And then what I found as I continued to grow in my adult years and my philosophy of life was that without trust and faith, what's the point? I realized that I wanted my life to be meaningful, and that meant love, and trusting God, and healthy relationships, and knowing that God is a lot bigger than me.
What was cool about that was that the more I learned about history and religion and theology and the Bible, the more interesting it was to me – and instead of thinking I was smarter than all these people who believed this stuff I believed when I was a kid but I was smarter than now, I respected my fathers and mothers in the faith. I respected other people’s beliefs. I respected other denominations and traditions. And I knew that there’s plenty of room for lots of ways to understand God. And that made room for me NOT to throw the baby out with the bathwater, but just to know that there’s a lot of stuff that may not be true the way it was for me when I was a kid, but that didn't mean it wasn’t true – I just had a different understanding of it as an adult.
C. S. Lewis was one of the people who helped me through that. So is Anne Lamott. Not bad company.

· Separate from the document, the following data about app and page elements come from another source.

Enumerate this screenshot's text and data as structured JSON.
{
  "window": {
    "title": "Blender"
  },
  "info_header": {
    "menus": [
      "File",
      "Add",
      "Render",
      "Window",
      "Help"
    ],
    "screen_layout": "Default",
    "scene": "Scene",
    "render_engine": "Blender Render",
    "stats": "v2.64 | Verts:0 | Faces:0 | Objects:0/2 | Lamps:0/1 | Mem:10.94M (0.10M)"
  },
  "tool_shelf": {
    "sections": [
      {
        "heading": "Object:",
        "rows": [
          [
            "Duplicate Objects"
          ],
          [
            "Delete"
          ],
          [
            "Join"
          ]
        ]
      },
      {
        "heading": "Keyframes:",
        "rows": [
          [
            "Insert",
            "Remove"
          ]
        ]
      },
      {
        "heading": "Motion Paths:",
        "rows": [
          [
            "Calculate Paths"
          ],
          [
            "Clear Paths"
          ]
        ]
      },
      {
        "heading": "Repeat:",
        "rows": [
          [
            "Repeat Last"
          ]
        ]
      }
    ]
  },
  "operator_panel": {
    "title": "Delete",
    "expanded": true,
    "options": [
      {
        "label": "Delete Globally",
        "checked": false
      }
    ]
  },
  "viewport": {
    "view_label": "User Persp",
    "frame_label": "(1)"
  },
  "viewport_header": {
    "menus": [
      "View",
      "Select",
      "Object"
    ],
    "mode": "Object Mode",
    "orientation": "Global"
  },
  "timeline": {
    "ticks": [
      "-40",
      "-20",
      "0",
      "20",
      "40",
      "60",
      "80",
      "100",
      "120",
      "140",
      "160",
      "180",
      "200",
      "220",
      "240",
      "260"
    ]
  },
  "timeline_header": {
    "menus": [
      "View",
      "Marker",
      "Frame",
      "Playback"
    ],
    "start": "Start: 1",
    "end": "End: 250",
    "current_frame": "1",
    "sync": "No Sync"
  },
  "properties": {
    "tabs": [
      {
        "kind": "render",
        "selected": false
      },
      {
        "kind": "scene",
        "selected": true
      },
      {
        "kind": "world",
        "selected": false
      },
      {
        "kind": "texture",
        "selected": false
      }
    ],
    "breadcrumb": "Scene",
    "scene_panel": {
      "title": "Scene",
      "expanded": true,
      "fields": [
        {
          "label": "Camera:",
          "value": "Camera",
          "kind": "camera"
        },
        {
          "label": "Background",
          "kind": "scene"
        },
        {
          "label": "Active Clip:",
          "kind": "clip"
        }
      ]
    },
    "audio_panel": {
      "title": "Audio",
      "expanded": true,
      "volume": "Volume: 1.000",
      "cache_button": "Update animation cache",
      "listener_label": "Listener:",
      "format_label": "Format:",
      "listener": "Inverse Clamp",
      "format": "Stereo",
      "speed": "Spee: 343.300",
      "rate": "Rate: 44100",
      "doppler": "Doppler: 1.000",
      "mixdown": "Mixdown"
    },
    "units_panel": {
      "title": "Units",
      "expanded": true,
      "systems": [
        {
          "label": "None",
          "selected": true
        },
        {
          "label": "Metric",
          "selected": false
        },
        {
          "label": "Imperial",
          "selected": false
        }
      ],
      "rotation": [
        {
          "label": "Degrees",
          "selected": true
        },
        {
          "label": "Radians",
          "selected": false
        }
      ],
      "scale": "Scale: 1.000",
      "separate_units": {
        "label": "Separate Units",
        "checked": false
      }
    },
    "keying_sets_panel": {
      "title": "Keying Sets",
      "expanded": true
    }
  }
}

stumbling toward faith

i have to tell you about this book and give you a quote from it. renee altson writes about her fundamentalist/baptist/whatever christian father. and how he sexually abused her when she was a girl. and how the fundamentalist/baptist/whatever christian church was just another voice of shame and unworthiness. i was reading the first section yesterday and got so sad and angry - i mean, really angry - about the role that the church played in this girl's life. i mean, just fucking mad. i wanted to go to the temple of the fundamentalist church that's about sin and shame and unworthiness, and turn over some tables. lots of them. and tear the walls down.
maybe that's what jesus felt. i bet it was.
that's a big part of the book i'm writing now: that jesus told people that love is all that matters - and that anything that keeps people from experiencing and living in that love, has to go. to be dismantled. to be resisted. and i'm sad to say, but it's true, that much of christianity keeps people from experiencing and living in that love. it imprisons them in shame and dogma. it makes me very sad. and mad. fighting mad. like, really.
read this:
"i wandered through various religions, particularly the ones with strict rules and definitive boundaries. i was baptized a mormon, a jehovah's witness. i flirted with scientology. [altson was raised baptist.] in the end, i came to one conclusoin: the warm acceptance i felt in each of these groups was only there because i was conforming to that group's ideals. the people only loved me because they had to, because it was written in their religion that they treat others well. they only had faith in me because i shared their faith, too.
"the moment i doubted, or strayed, or showed independence, they became vultures. they told me i was unworthy. ...
"i don't even know what 'home' means, except that i long for it. i long to heal, to have this yawning chasm inside of me filled, to believe in something bigger than me, holier than i dare to imagine, more gracious and full of kindness than i dare to wish for."
thank you renee.
i'll let y'all know how it goes as i continue reading renee's book. you may have to help me through it.